- In Colombia, a 131.7 million NOK commitment was made to Kandeo, a private debt fund targeting mid-sized companies in Colombia and Peru. The fund will focus on providing USD 4-10m in debt to companies in various economic sectors.
- In Senegal, Norfund committed 131.7 million NOK to Cofina Senegal, a microfinance institution focusing on meso-finance, meaning the missing middle of SMEs that are too large for traditional micro lending, but still too small or informal to source funding from ordinary banks. The loan from Norfund will promote access to financial services for entrepreneurs and MSMEs in Senegal.
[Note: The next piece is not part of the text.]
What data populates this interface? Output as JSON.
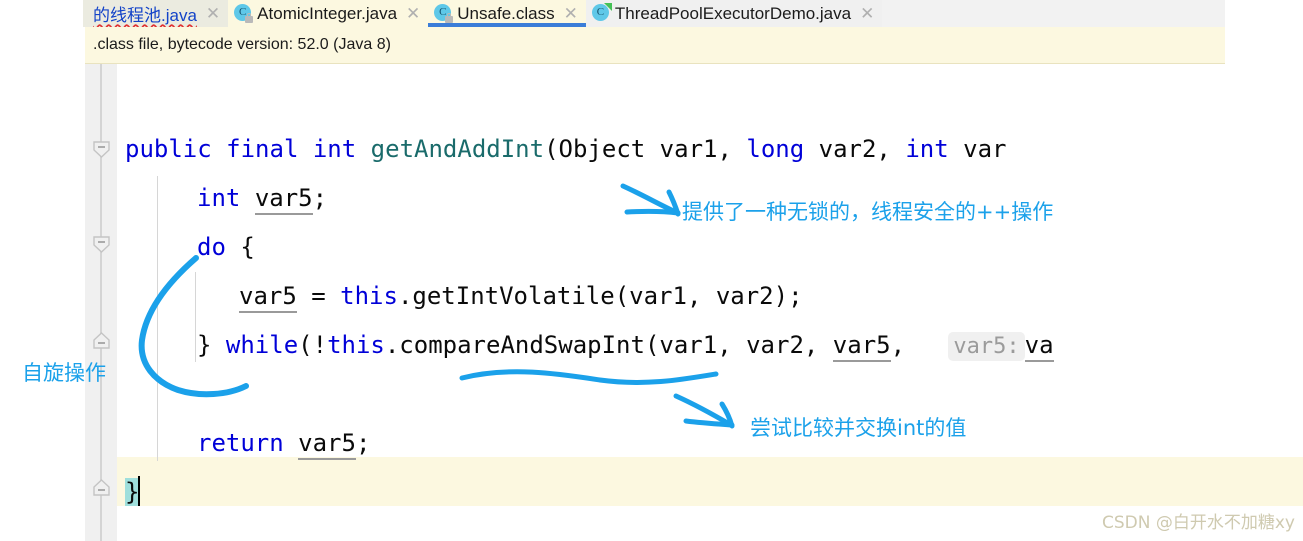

Financial Institutions portfolio
|Investment||Country||Investment year||Sector||Instrument||Owner share||Domicile||Committed (MNOK)|
|National Development Bank||Sri Lanka||2021||Banking||Equity||10%||Sri Lanka||141.8|
|Kandeo Fund 3 Debt||Regional||2021||Microfinance||Funds||8%||Canada||132.3|
|Ecobank Transnational Incorporated (ETI)||Regional||2021||Banking||Loans||0%||Togo||132.3|
|Quona Inclusion Fund III||Global||2021||Investment funds||Funds||0%||Cayman Islands||132.3|
|Cofina Senegal SA||Senegal||2021||Microfinance||Loans||0%||Senegal||49.9|
|PT Bina Artha Ventura||Indonesia||2021||Microfinance||Loans||0%||Indonesia||44.3|
|Lula Lend Proprietary Limited||South Africa||2021||Microfinance||Loans||0%||South Africa||39.5|
|First National Bank Ghana||Ghana||2020||Banking||Loans||0%||Ghana||132.3|
|Softlogic Life||Sri Lanka||2020||Other financial services||Loans||0%||Sri Lanka||66.1|
|LOCFUND NEXT L.P.||Regional||2020||Microfinance||Funds||30%||Canada||53.4|
|LOLC (Cambodia) PLC.||Cambodia||2020||Microfinance||Loans||0%||Cambodia||52.9|
|Yoma Bank Limited||Myanmar||2019||Banking||Equity||11%||Myanmar||295.0|
|Mutual Trust Bank Limited||Bangladesh||2019||Banking||Loans Equity||10%||Bangladesh||294.2|
|Accion Quona Inclusion Fund LP||Global||2019||Investment funds||Funds||6%||Cayman Islands||82.9|
|Banco BCT||Costa Rica||2019||Banking||Loans||0%||Costa Rica||80.8|
|Optima Servicios Financieros SA de CV||El Salvador||2019||Microfinance||Equity||36%||El Salvador||53.7|
|Credicomer||El Salvador||2019||Microfinance||Loans||0%||El Salvador||41.2|
|AfricInvest Financial Inclusion Vehicle (FIVE)||Regional||2018||Banking||Equity||21%||Mauritius||276.7|
|Banco Promerica Costa Rica||Costa Rica||2018||Banking||Loans||0%||Costa Rica||220.5|
|NMI Fund IV||Global||2018||Microfinance||Funds||25%||216.0|
|ONE Bank Limited||Bangladesh||2018||Banking||Loans||0%||Bangladesh||49.6|
|NMI GP IV AS||Global||2018||Microfinance||Equity||22%||Norway||24.0|
|Access Bank Plc.||Nigeria||2017||Banking||Loans||0%||Nigeria||49.6|
|Fedecredito||El Salvador||2016||Microfinance||Loans||0%||El Salvador||161.7|
|Banco Promerica Guatemala||Guatemala||2016||Banking||Loans||0%||Guatemala||88.2|
|Banco Promerica El Salvador||El Salvador||2015||Banking||Loans||0%||El Salvador||176.4|
|ARREND Central America||Regional||2015||Other financial services||Loans Equity||22%||Guatemala||82.8|
|Advans MFI Myanmar Company Limited||Myanmar||2015||Microfinance||Loans Equity||40%||Myanmar||55.4|
|Myanmar Finance International Limited||Myanmar||2015||Microfinance||Loans Equity||25%||Myanmar||24.7|
|ACLEDA Bank Lao Ltd.||Laos||2014||Banking||Loans||0%||Laos||13.6|
|NMI Fund III||Global||2013||Microfinance||Funds||26%||241.1|
|Prasac Microfinance Institution Plc.||Cambodia||2013||Microfinance||Loans||0%||Cambodia||202.8|
|First Finance Plc.||Cambodia||2013||Microfinance||Loans Equity||15%||Cambodia||26.1|